A grandmother who was diagnosed with a brain tumour first noticed something wrong when she started to become forgetful in 2019.
However, a scan at Gloucestershire Royal Hospital revealed she actually had a fist-sized meningioma – the most common type of brain tumour – on her brain.
“The tumour was an uninvited guest – it arrived completely out of the blue,” she said.
Jan, from Stroud in Gloucestershire, underwent surgery to remove most of the tumour three months later.
She is now monitored annually and awaiting the results from her latest scan.
She said :“I am extremely grateful for what the surgeons did for me.
“Without their skill and the hospital staff I wouldn’t be here.”
While waiting for surgery, Jan wrote a book for her then 11-month-old grandson Finn, fearful that he would grow up without her life lessons.
She later illustrated the book, which she titled Finn’s Wonderful World.
“While I was waiting for my operation, it dawned on me that if I had a limited recovery, I may not be able to draw and paint again,” Jan said.
“This was upsetting to acknowledge as both things are a huge part of who I am.
“One night I couldn’t sleep and took hold of a pen and I wrote the book for Finn.
“I was slow as I wrote each letter and it took me a long time but I never crossed anything out, the story just flowed from my head to paper.
“It was my way of passing a message directly to Finn, encouraging him to explore and appreciate the natural world around him.”
Although the surgery has so far seemed to be successful it did leave her visually impaired.
She said: “I am now on the sight impaired register, due to quadrantanopia, which means I have lost part of my vision in both eyes because of the surgery.
“But I am so lucky to still be able to do such things and I’m happy to be alive.
“I count myself as being very lucky to have come out the other side but I know that everyone’s story is different.

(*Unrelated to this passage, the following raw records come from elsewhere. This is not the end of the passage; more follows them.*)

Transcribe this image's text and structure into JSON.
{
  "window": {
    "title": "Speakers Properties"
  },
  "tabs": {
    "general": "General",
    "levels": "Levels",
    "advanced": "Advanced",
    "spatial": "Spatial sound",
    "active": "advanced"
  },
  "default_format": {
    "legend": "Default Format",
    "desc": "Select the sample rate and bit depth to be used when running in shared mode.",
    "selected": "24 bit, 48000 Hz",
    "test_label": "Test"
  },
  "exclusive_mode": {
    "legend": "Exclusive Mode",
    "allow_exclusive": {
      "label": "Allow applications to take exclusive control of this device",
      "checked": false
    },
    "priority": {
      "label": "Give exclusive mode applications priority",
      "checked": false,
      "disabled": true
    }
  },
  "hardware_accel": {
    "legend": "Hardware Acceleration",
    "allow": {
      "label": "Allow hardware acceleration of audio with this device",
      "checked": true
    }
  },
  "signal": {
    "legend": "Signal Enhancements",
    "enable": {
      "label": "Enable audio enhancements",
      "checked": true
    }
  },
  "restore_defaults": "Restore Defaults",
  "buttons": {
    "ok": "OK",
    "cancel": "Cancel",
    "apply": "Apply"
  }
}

“We need to draw attention to brain tumours and raise money to carry on researching it to eventually find a cure.”
Jan has written four other children’s books and is campaigning alongside the Brain Tumour Research charity to increase government funding for research.
The charity funds research at centres across the UK and is calling for £35m to be spent every year on research.
According to the NHS, common symptoms of a brain tumour include:
- Seizures (fits)
- Persistently feeling sick (nausea), being sick (vomiting) and drowsiness
- Mental or behavioural changes, such as memory problems or changes in personality
- Progressive weakness or paralysis on one side of the body
- Vision or speech problems.
If you think you could have a brain tumour you should speak to your GP.
Source: | This article first appeared on Express.co.uk